Your task:
Skipping all images, output the listing word for word.

Exercise material:
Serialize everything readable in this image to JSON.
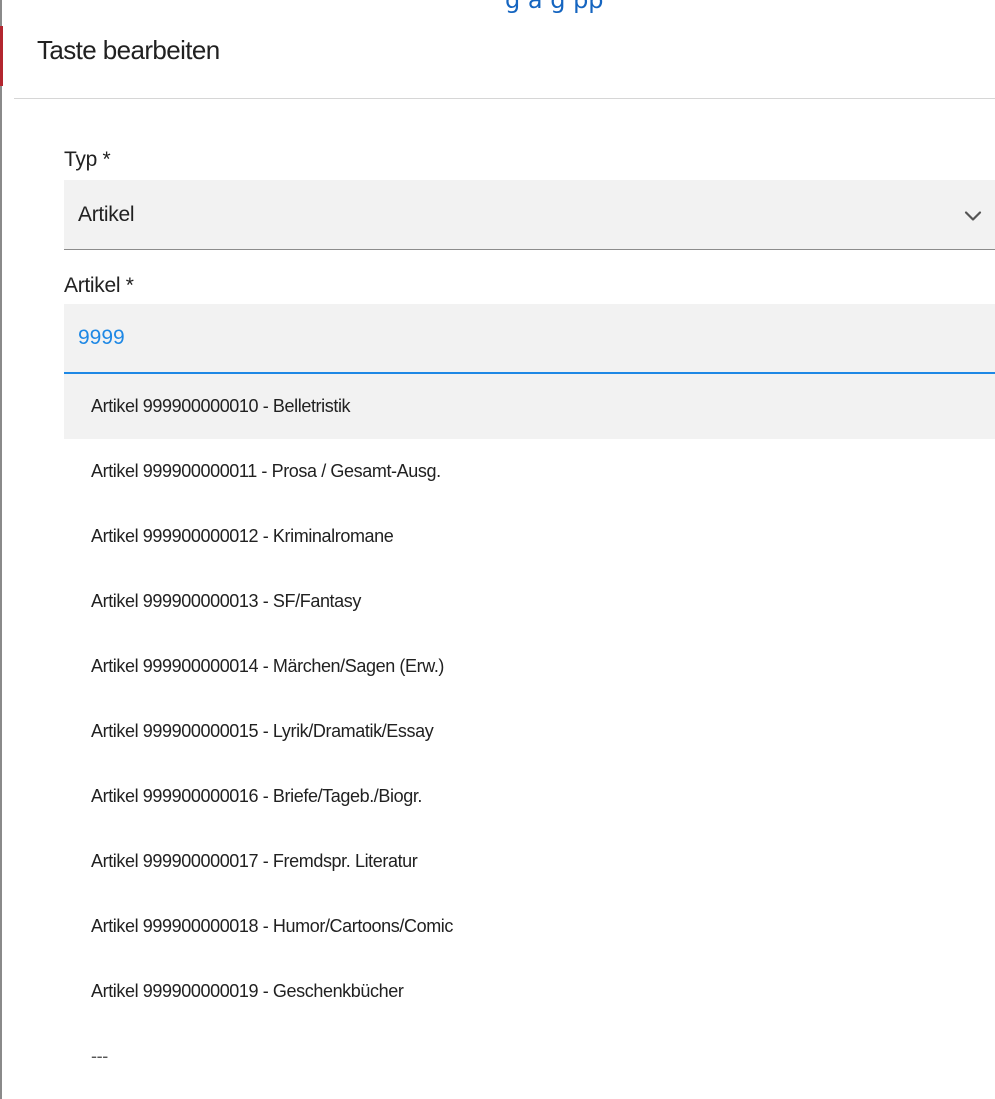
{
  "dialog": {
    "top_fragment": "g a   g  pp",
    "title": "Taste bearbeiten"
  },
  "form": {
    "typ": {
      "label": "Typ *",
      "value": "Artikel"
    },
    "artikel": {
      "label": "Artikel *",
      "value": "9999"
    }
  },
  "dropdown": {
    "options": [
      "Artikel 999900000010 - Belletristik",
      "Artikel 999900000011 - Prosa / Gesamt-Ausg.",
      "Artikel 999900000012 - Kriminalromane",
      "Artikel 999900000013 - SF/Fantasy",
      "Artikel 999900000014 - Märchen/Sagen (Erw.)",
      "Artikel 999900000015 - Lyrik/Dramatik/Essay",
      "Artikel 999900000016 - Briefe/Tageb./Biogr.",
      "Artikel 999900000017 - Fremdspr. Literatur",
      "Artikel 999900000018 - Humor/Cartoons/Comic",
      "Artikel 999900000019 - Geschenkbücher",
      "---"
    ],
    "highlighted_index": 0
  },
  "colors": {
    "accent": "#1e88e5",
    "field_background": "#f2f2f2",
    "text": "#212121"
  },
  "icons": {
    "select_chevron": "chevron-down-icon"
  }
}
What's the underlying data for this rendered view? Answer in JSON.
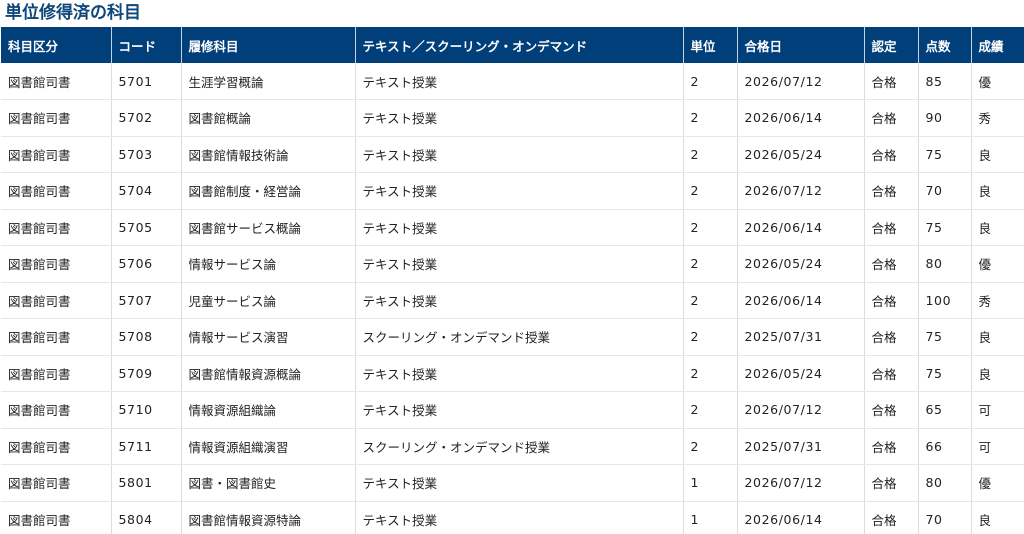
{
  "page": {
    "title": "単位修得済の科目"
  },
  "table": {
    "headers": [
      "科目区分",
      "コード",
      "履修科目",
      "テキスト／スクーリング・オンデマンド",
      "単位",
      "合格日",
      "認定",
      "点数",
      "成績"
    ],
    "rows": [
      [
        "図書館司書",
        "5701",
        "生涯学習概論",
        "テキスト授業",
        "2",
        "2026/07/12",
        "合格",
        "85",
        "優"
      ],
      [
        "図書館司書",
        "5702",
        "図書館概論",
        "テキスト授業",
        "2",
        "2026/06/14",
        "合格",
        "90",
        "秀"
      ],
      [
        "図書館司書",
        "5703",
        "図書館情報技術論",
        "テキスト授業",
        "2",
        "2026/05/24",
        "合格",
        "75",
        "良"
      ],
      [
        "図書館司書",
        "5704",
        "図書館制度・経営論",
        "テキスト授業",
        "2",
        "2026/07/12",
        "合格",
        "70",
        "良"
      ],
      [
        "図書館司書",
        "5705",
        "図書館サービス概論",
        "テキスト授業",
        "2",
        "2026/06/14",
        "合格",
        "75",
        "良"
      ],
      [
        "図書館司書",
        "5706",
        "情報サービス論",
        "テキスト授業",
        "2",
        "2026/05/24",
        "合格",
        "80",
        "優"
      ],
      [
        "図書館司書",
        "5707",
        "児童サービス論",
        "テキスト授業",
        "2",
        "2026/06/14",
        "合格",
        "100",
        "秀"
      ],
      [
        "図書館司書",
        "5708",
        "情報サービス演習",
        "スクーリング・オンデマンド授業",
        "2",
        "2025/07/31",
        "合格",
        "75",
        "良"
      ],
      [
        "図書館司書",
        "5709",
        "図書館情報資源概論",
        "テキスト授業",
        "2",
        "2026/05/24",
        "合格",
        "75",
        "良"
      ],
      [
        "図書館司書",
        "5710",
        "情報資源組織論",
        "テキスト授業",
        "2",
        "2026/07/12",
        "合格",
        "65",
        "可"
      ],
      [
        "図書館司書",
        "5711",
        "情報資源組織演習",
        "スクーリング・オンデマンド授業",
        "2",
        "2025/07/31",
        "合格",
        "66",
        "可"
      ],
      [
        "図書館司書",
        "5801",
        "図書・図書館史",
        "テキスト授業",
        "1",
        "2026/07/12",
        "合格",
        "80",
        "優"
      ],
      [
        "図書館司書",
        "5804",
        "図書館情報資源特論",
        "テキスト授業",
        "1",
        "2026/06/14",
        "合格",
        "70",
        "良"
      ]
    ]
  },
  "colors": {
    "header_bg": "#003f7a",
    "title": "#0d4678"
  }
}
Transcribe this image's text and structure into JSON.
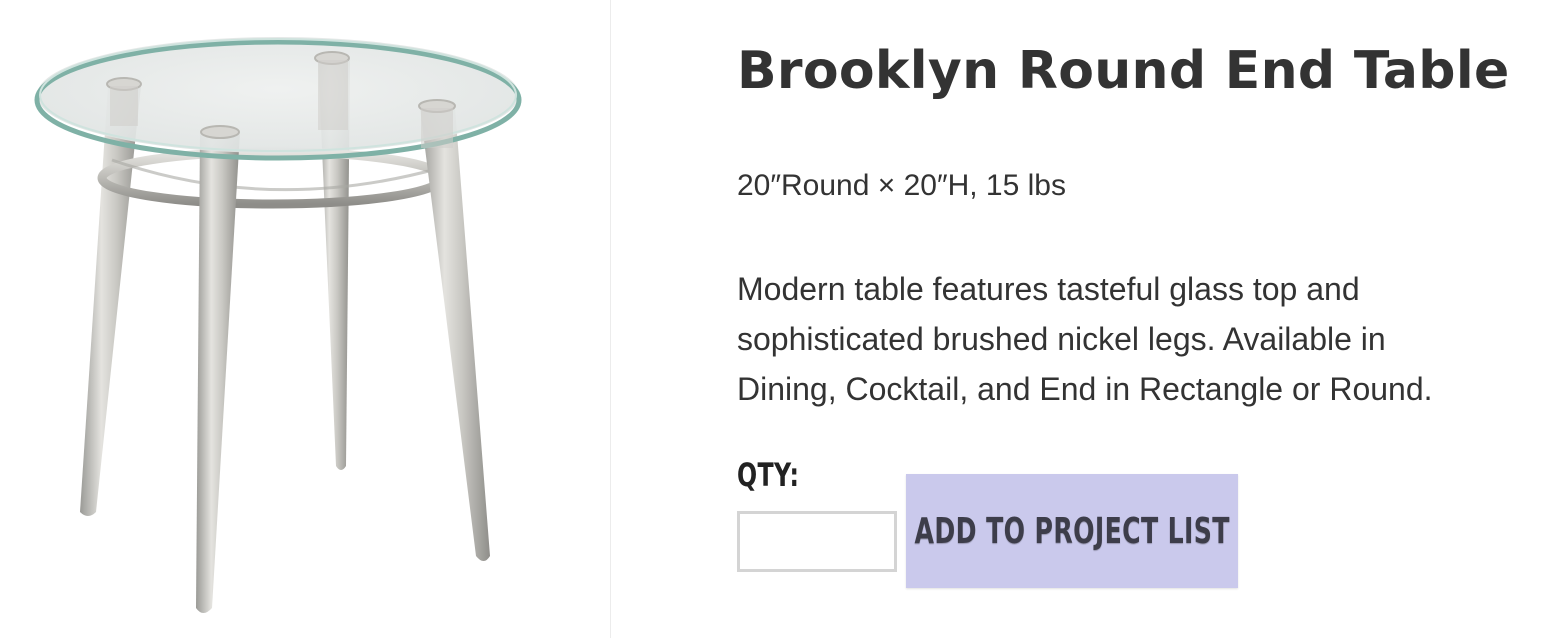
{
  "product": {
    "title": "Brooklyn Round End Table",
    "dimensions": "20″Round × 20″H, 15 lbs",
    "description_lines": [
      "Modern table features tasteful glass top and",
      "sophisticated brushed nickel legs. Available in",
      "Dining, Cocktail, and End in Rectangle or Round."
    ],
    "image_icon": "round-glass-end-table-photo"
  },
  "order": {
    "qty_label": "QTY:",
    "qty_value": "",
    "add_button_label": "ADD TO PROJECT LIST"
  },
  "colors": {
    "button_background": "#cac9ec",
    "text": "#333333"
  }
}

Exercise output:
Serialize everything readable in this image to JSON.
{
  "dialog": {
    "top_fragment": "g a   g  pp",
    "title": "Taste bearbeiten"
  },
  "form": {
    "typ": {
      "label": "Typ *",
      "value": "Artikel"
    },
    "artikel": {
      "label": "Artikel *",
      "value": "9999"
    }
  },
  "dropdown": {
    "options": [
      "Artikel 999900000010 - Belletristik",
      "Artikel 999900000011 - Prosa / Gesamt-Ausg.",
      "Artikel 999900000012 - Kriminalromane",
      "Artikel 999900000013 - SF/Fantasy",
      "Artikel 999900000014 - Märchen/Sagen (Erw.)",
      "Artikel 999900000015 - Lyrik/Dramatik/Essay",
      "Artikel 999900000016 - Briefe/Tageb./Biogr.",
      "Artikel 999900000017 - Fremdspr. Literatur",
      "Artikel 999900000018 - Humor/Cartoons/Comic",
      "Artikel 999900000019 - Geschenkbücher",
      "---"
    ],
    "highlighted_index": 0
  },
  "colors": {
    "accent": "#1e88e5",
    "field_background": "#f2f2f2",
    "text": "#212121"
  },
  "icons": {
    "select_chevron": "chevron-down-icon"
  }
}
What's the underlying data for this rendered view? Answer in JSON.
{
  "page": {
    "title": "単位修得済の科目"
  },
  "table": {
    "headers": [
      "科目区分",
      "コード",
      "履修科目",
      "テキスト／スクーリング・オンデマンド",
      "単位",
      "合格日",
      "認定",
      "点数",
      "成績"
    ],
    "rows": [
      [
        "図書館司書",
        "5701",
        "生涯学習概論",
        "テキスト授業",
        "2",
        "2026/07/12",
        "合格",
        "85",
        "優"
      ],
      [
        "図書館司書",
        "5702",
        "図書館概論",
        "テキスト授業",
        "2",
        "2026/06/14",
        "合格",
        "90",
        "秀"
      ],
      [
        "図書館司書",
        "5703",
        "図書館情報技術論",
        "テキスト授業",
        "2",
        "2026/05/24",
        "合格",
        "75",
        "良"
      ],
      [
        "図書館司書",
        "5704",
        "図書館制度・経営論",
        "テキスト授業",
        "2",
        "2026/07/12",
        "合格",
        "70",
        "良"
      ],
      [
        "図書館司書",
        "5705",
        "図書館サービス概論",
        "テキスト授業",
        "2",
        "2026/06/14",
        "合格",
        "75",
        "良"
      ],
      [
        "図書館司書",
        "5706",
        "情報サービス論",
        "テキスト授業",
        "2",
        "2026/05/24",
        "合格",
        "80",
        "優"
      ],
      [
        "図書館司書",
        "5707",
        "児童サービス論",
        "テキスト授業",
        "2",
        "2026/06/14",
        "合格",
        "100",
        "秀"
      ],
      [
        "図書館司書",
        "5708",
        "情報サービス演習",
        "スクーリング・オンデマンド授業",
        "2",
        "2025/07/31",
        "合格",
        "75",
        "良"
      ],
      [
        "図書館司書",
        "5709",
        "図書館情報資源概論",
        "テキスト授業",
        "2",
        "2026/05/24",
        "合格",
        "75",
        "良"
      ],
      [
        "図書館司書",
        "5710",
        "情報資源組織論",
        "テキスト授業",
        "2",
        "2026/07/12",
        "合格",
        "65",
        "可"
      ],
      [
        "図書館司書",
        "5711",
        "情報資源組織演習",
        "スクーリング・オンデマンド授業",
        "2",
        "2025/07/31",
        "合格",
        "66",
        "可"
      ],
      [
        "図書館司書",
        "5801",
        "図書・図書館史",
        "テキスト授業",
        "1",
        "2026/07/12",
        "合格",
        "80",
        "優"
      ],
      [
        "図書館司書",
        "5804",
        "図書館情報資源特論",
        "テキスト授業",
        "1",
        "2026/06/14",
        "合格",
        "70",
        "良"
      ]
    ]
  },
  "colors": {
    "header_bg": "#003f7a",
    "title": "#0d4678"
  }
}
Transcribe this image's text and structure into JSON.
{
  "product": {
    "title": "Brooklyn Round End Table",
    "dimensions": "20″Round × 20″H, 15 lbs",
    "description_lines": [
      "Modern table features tasteful glass top and",
      "sophisticated brushed nickel legs. Available in",
      "Dining, Cocktail, and End in Rectangle or Round."
    ],
    "image_icon": "round-glass-end-table-photo"
  },
  "order": {
    "qty_label": "QTY:",
    "qty_value": "",
    "add_button_label": "ADD TO PROJECT LIST"
  },
  "colors": {
    "button_background": "#cac9ec",
    "text": "#333333"
  }
}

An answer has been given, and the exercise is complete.